▶ [PROBLEM DETAILS]
Could you return all of the records exactly, minus their images?

--- GIVEN INFORMATION Enclosed Below ---

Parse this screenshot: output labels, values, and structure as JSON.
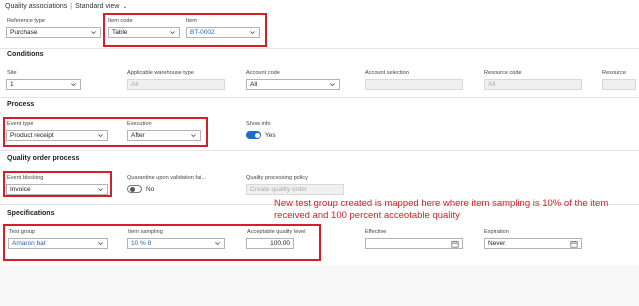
{
  "header": {
    "title": "Quality associations",
    "separator": "|",
    "view_label": "Standard view"
  },
  "top": {
    "reference_type": {
      "label": "Reference type",
      "value": "Purchase"
    },
    "item_code": {
      "label": "Item code",
      "value": "Table"
    },
    "item": {
      "label": "Item",
      "value": "BT-0002"
    }
  },
  "conditions": {
    "heading": "Conditions",
    "site": {
      "label": "Site",
      "value": "1"
    },
    "applicable_warehouse_type": {
      "label": "Applicable warehouse type",
      "value": "All"
    },
    "account_code": {
      "label": "Account code",
      "value": "All"
    },
    "account_selection": {
      "label": "Account selection",
      "value": ""
    },
    "resource_code": {
      "label": "Resource code",
      "value": "All"
    },
    "resource": {
      "label": "Resource",
      "value": ""
    }
  },
  "process": {
    "heading": "Process",
    "event_type": {
      "label": "Event type",
      "value": "Product receipt"
    },
    "execution": {
      "label": "Execution",
      "value": "After"
    },
    "show_info": {
      "label": "Show info",
      "value": "Yes",
      "on": true
    }
  },
  "quality_order_process": {
    "heading": "Quality order process",
    "event_blocking": {
      "label": "Event blocking",
      "value": "Invoice"
    },
    "quarantine": {
      "label": "Quarantine upon validation fai...",
      "value": "No",
      "on": false
    },
    "quality_processing_policy": {
      "label": "Quality processing policy",
      "placeholder": "Create quality order"
    }
  },
  "specifications": {
    "heading": "Specifications",
    "test_group": {
      "label": "Test group",
      "value": "Amaron bat"
    },
    "item_sampling": {
      "label": "Item sampling",
      "value": "10 % 8"
    },
    "acceptable_quality_level": {
      "label": "Acceptable quality level",
      "value": "100.00"
    },
    "effective": {
      "label": "Effective",
      "value": ""
    },
    "expiration": {
      "label": "Expiration",
      "value": "Never"
    }
  },
  "annotation": {
    "text": "New test group created is mapped here where item sampling is 10% of the item received and 100 percent acceotable quality"
  },
  "colors": {
    "highlight": "#d21f2a",
    "link": "#2266b8",
    "toggle_on": "#1a6fc9"
  }
}
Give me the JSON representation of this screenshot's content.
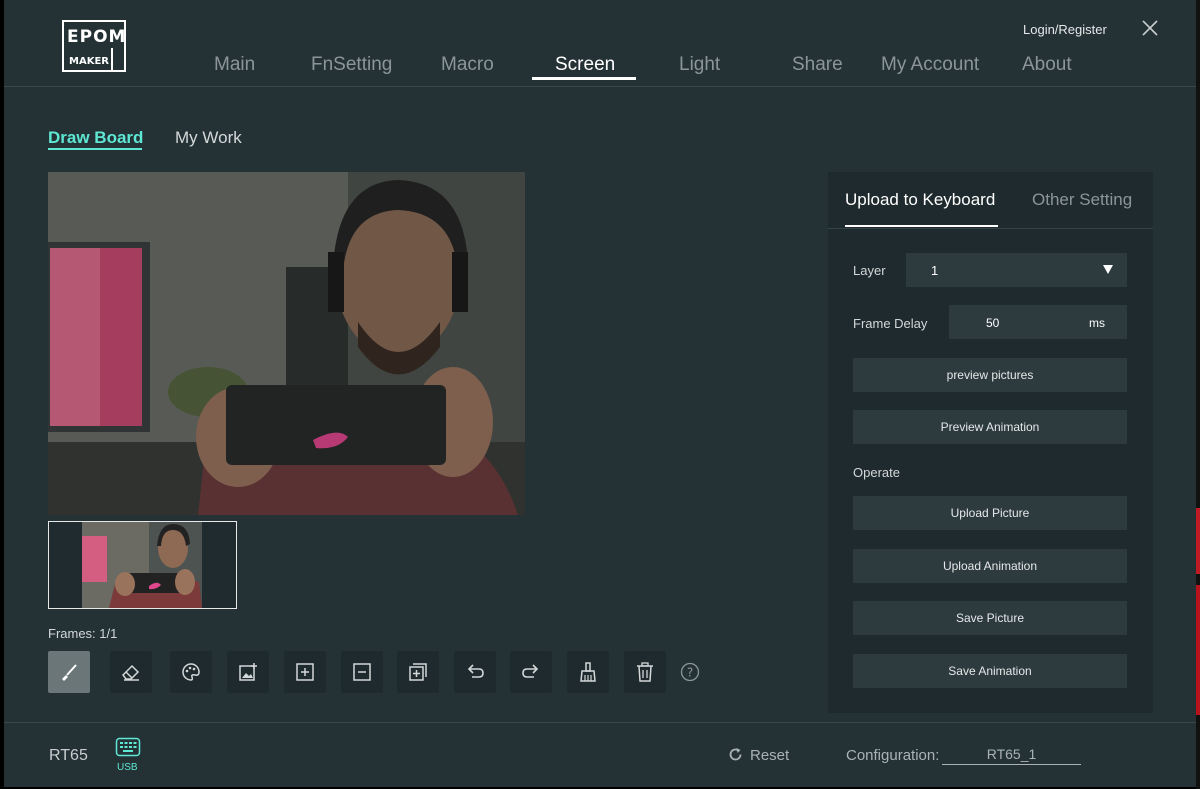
{
  "brand": {
    "logo_text": "EPOM MAKER"
  },
  "header": {
    "login": "Login/Register",
    "nav": [
      {
        "label": "Main"
      },
      {
        "label": "FnSetting"
      },
      {
        "label": "Macro"
      },
      {
        "label": "Screen",
        "active": true
      },
      {
        "label": "Light"
      },
      {
        "label": "Share"
      },
      {
        "label": "My Account"
      },
      {
        "label": "About"
      }
    ]
  },
  "subtabs": {
    "draw_board": "Draw Board",
    "my_work": "My Work",
    "active": "Draw Board"
  },
  "canvas": {
    "frames": "Frames: 1/1"
  },
  "toolbar": {
    "tools": [
      {
        "icon": "brush-icon",
        "active": true
      },
      {
        "icon": "eraser-icon"
      },
      {
        "icon": "palette-icon"
      },
      {
        "icon": "image-add-icon"
      },
      {
        "icon": "add-frame-icon"
      },
      {
        "icon": "remove-frame-icon"
      },
      {
        "icon": "copy-frame-icon"
      },
      {
        "icon": "undo-icon"
      },
      {
        "icon": "redo-icon"
      },
      {
        "icon": "clear-broom-icon"
      },
      {
        "icon": "trash-icon"
      }
    ]
  },
  "panel": {
    "tab_upload": "Upload to Keyboard",
    "tab_other": "Other Setting",
    "layer_label": "Layer",
    "layer_value": "1",
    "frame_delay_label": "Frame Delay",
    "frame_delay_value": "50",
    "frame_delay_unit": "ms",
    "preview_pictures": "preview pictures",
    "preview_animation": "Preview Animation",
    "operate_label": "Operate",
    "upload_picture": "Upload Picture",
    "upload_animation": "Upload Animation",
    "save_picture": "Save Picture",
    "save_animation": "Save Animation"
  },
  "footer": {
    "device": "RT65",
    "connection": "USB",
    "reset": "Reset",
    "config_label": "Configuration:",
    "config_value": "RT65_1"
  },
  "colors": {
    "accent": "#5ee7d3",
    "background": "#243236",
    "panel": "#1e2a2d",
    "button": "#2d3b3f"
  }
}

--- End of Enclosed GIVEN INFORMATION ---

▶ [SOLUTION FOR THIS EXERCISE]
Parse this screenshot: output labels, values, and structure as JSON.
{
  "header": {
    "title": "Quality associations",
    "separator": "|",
    "view_label": "Standard view"
  },
  "top": {
    "reference_type": {
      "label": "Reference type",
      "value": "Purchase"
    },
    "item_code": {
      "label": "Item code",
      "value": "Table"
    },
    "item": {
      "label": "Item",
      "value": "BT-0002"
    }
  },
  "conditions": {
    "heading": "Conditions",
    "site": {
      "label": "Site",
      "value": "1"
    },
    "applicable_warehouse_type": {
      "label": "Applicable warehouse type",
      "value": "All"
    },
    "account_code": {
      "label": "Account code",
      "value": "All"
    },
    "account_selection": {
      "label": "Account selection",
      "value": ""
    },
    "resource_code": {
      "label": "Resource code",
      "value": "All"
    },
    "resource": {
      "label": "Resource",
      "value": ""
    }
  },
  "process": {
    "heading": "Process",
    "event_type": {
      "label": "Event type",
      "value": "Product receipt"
    },
    "execution": {
      "label": "Execution",
      "value": "After"
    },
    "show_info": {
      "label": "Show info",
      "value": "Yes",
      "on": true
    }
  },
  "quality_order_process": {
    "heading": "Quality order process",
    "event_blocking": {
      "label": "Event blocking",
      "value": "Invoice"
    },
    "quarantine": {
      "label": "Quarantine upon validation fai...",
      "value": "No",
      "on": false
    },
    "quality_processing_policy": {
      "label": "Quality processing policy",
      "placeholder": "Create quality order"
    }
  },
  "specifications": {
    "heading": "Specifications",
    "test_group": {
      "label": "Test group",
      "value": "Amaron bat"
    },
    "item_sampling": {
      "label": "Item sampling",
      "value": "10 % 8"
    },
    "acceptable_quality_level": {
      "label": "Acceptable quality level",
      "value": "100.00"
    },
    "effective": {
      "label": "Effective",
      "value": ""
    },
    "expiration": {
      "label": "Expiration",
      "value": "Never"
    }
  },
  "annotation": {
    "text": "New test group created is mapped here where item sampling is 10% of the item received and 100 percent acceotable quality"
  },
  "colors": {
    "highlight": "#d21f2a",
    "link": "#2266b8",
    "toggle_on": "#1a6fc9"
  }
}
Give me the JSON representation of this screenshot's content.
{
  "brand": {
    "logo_text": "EPOM MAKER"
  },
  "header": {
    "login": "Login/Register",
    "nav": [
      {
        "label": "Main"
      },
      {
        "label": "FnSetting"
      },
      {
        "label": "Macro"
      },
      {
        "label": "Screen",
        "active": true
      },
      {
        "label": "Light"
      },
      {
        "label": "Share"
      },
      {
        "label": "My Account"
      },
      {
        "label": "About"
      }
    ]
  },
  "subtabs": {
    "draw_board": "Draw Board",
    "my_work": "My Work",
    "active": "Draw Board"
  },
  "canvas": {
    "frames": "Frames: 1/1"
  },
  "toolbar": {
    "tools": [
      {
        "icon": "brush-icon",
        "active": true
      },
      {
        "icon": "eraser-icon"
      },
      {
        "icon": "palette-icon"
      },
      {
        "icon": "image-add-icon"
      },
      {
        "icon": "add-frame-icon"
      },
      {
        "icon": "remove-frame-icon"
      },
      {
        "icon": "copy-frame-icon"
      },
      {
        "icon": "undo-icon"
      },
      {
        "icon": "redo-icon"
      },
      {
        "icon": "clear-broom-icon"
      },
      {
        "icon": "trash-icon"
      }
    ]
  },
  "panel": {
    "tab_upload": "Upload to Keyboard",
    "tab_other": "Other Setting",
    "layer_label": "Layer",
    "layer_value": "1",
    "frame_delay_label": "Frame Delay",
    "frame_delay_value": "50",
    "frame_delay_unit": "ms",
    "preview_pictures": "preview pictures",
    "preview_animation": "Preview Animation",
    "operate_label": "Operate",
    "upload_picture": "Upload Picture",
    "upload_animation": "Upload Animation",
    "save_picture": "Save Picture",
    "save_animation": "Save Animation"
  },
  "footer": {
    "device": "RT65",
    "connection": "USB",
    "reset": "Reset",
    "config_label": "Configuration:",
    "config_value": "RT65_1"
  },
  "colors": {
    "accent": "#5ee7d3",
    "background": "#243236",
    "panel": "#1e2a2d",
    "button": "#2d3b3f"
  }
}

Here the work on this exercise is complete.